▶ **ASSIGNMENT**
Leave every picture out. Set down all the lines below exactly.

■ ■ ■ ■ ■ ■ ■

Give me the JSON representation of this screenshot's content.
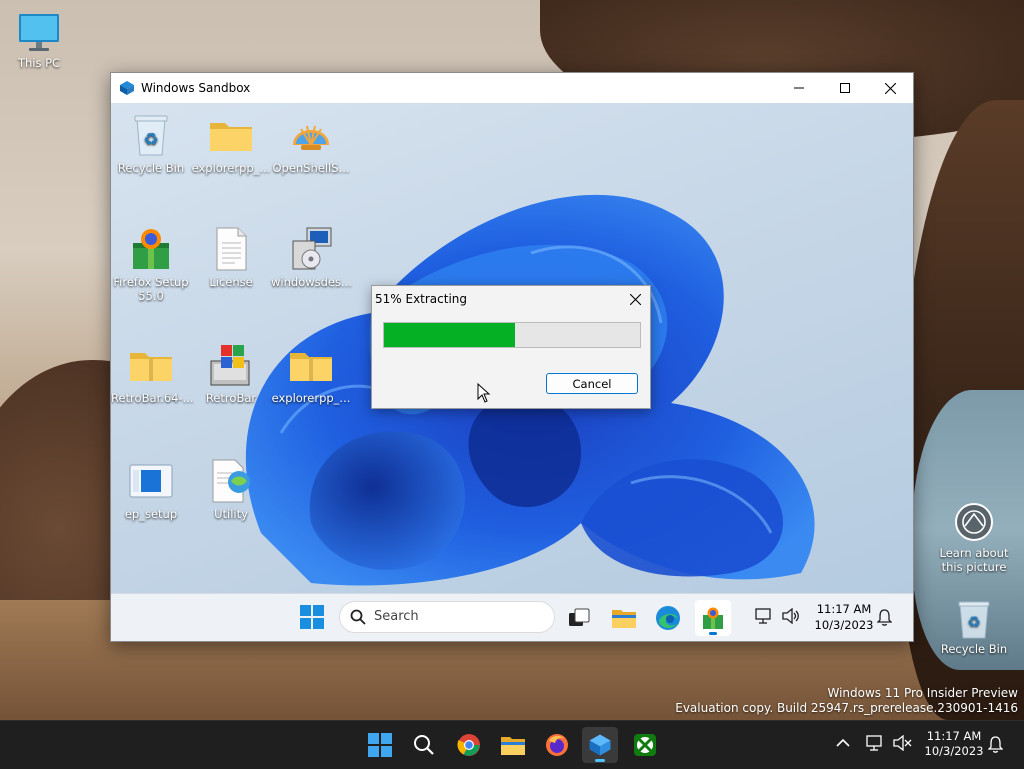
{
  "host": {
    "desktop_icons": [
      {
        "label": "This PC",
        "icon": "monitor-icon"
      },
      {
        "label": "Learn about this picture",
        "icon": "camera-info-icon"
      },
      {
        "label": "Recycle Bin",
        "icon": "recycle-bin-icon"
      }
    ],
    "watermark": {
      "line1": "Windows 11 Pro Insider Preview",
      "line2": "Evaluation copy. Build 25947.rs_prerelease.230901-1416"
    },
    "taskbar": {
      "apps": [
        "start-icon",
        "search-icon",
        "chrome-icon",
        "file-explorer-icon",
        "firefox-icon",
        "windows-sandbox-icon",
        "xbox-icon"
      ],
      "active_app": "windows-sandbox-icon",
      "time": "11:17 AM",
      "date": "10/3/2023"
    }
  },
  "sandbox": {
    "title": "Windows Sandbox",
    "desktop_icons": [
      {
        "label": "Recycle Bin",
        "icon": "recycle-bin-icon"
      },
      {
        "label": "explorerpp_...",
        "icon": "folder-zip-icon"
      },
      {
        "label": "OpenShellS...",
        "icon": "open-shell-icon"
      },
      {
        "label": "Firefox Setup 55.0",
        "icon": "firefox-setup-icon"
      },
      {
        "label": "License",
        "icon": "document-icon"
      },
      {
        "label": "windowsdes...",
        "icon": "installer-icon"
      },
      {
        "label": "RetroBar.64-...",
        "icon": "folder-zip-icon"
      },
      {
        "label": "RetroBar",
        "icon": "retrobar-icon"
      },
      {
        "label": "explorerpp_...",
        "icon": "folder-zip-icon"
      },
      {
        "label": "ep_setup",
        "icon": "ep-setup-icon"
      },
      {
        "label": "Utility",
        "icon": "utility-icon"
      }
    ],
    "taskbar": {
      "search_placeholder": "Search",
      "time": "11:17 AM",
      "date": "10/3/2023"
    }
  },
  "dialog": {
    "title": "51% Extracting",
    "progress_percent": 51,
    "cancel_label": "Cancel"
  },
  "colors": {
    "progress_fill": "#06b025",
    "accent": "#0078d4",
    "active_indicator": "#4cc2ff"
  }
}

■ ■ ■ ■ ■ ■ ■

▶ **ANSWER TO THE PROBLEM**
Give me the JSON representation of this screenshot's content.
{
  "host": {
    "desktop_icons": [
      {
        "label": "This PC",
        "icon": "monitor-icon"
      },
      {
        "label": "Learn about this picture",
        "icon": "camera-info-icon"
      },
      {
        "label": "Recycle Bin",
        "icon": "recycle-bin-icon"
      }
    ],
    "watermark": {
      "line1": "Windows 11 Pro Insider Preview",
      "line2": "Evaluation copy. Build 25947.rs_prerelease.230901-1416"
    },
    "taskbar": {
      "apps": [
        "start-icon",
        "search-icon",
        "chrome-icon",
        "file-explorer-icon",
        "firefox-icon",
        "windows-sandbox-icon",
        "xbox-icon"
      ],
      "active_app": "windows-sandbox-icon",
      "time": "11:17 AM",
      "date": "10/3/2023"
    }
  },
  "sandbox": {
    "title": "Windows Sandbox",
    "desktop_icons": [
      {
        "label": "Recycle Bin",
        "icon": "recycle-bin-icon"
      },
      {
        "label": "explorerpp_...",
        "icon": "folder-zip-icon"
      },
      {
        "label": "OpenShellS...",
        "icon": "open-shell-icon"
      },
      {
        "label": "Firefox Setup 55.0",
        "icon": "firefox-setup-icon"
      },
      {
        "label": "License",
        "icon": "document-icon"
      },
      {
        "label": "windowsdes...",
        "icon": "installer-icon"
      },
      {
        "label": "RetroBar.64-...",
        "icon": "folder-zip-icon"
      },
      {
        "label": "RetroBar",
        "icon": "retrobar-icon"
      },
      {
        "label": "explorerpp_...",
        "icon": "folder-zip-icon"
      },
      {
        "label": "ep_setup",
        "icon": "ep-setup-icon"
      },
      {
        "label": "Utility",
        "icon": "utility-icon"
      }
    ],
    "taskbar": {
      "search_placeholder": "Search",
      "time": "11:17 AM",
      "date": "10/3/2023"
    }
  },
  "dialog": {
    "title": "51% Extracting",
    "progress_percent": 51,
    "cancel_label": "Cancel"
  },
  "colors": {
    "progress_fill": "#06b025",
    "accent": "#0078d4",
    "active_indicator": "#4cc2ff"
  }
}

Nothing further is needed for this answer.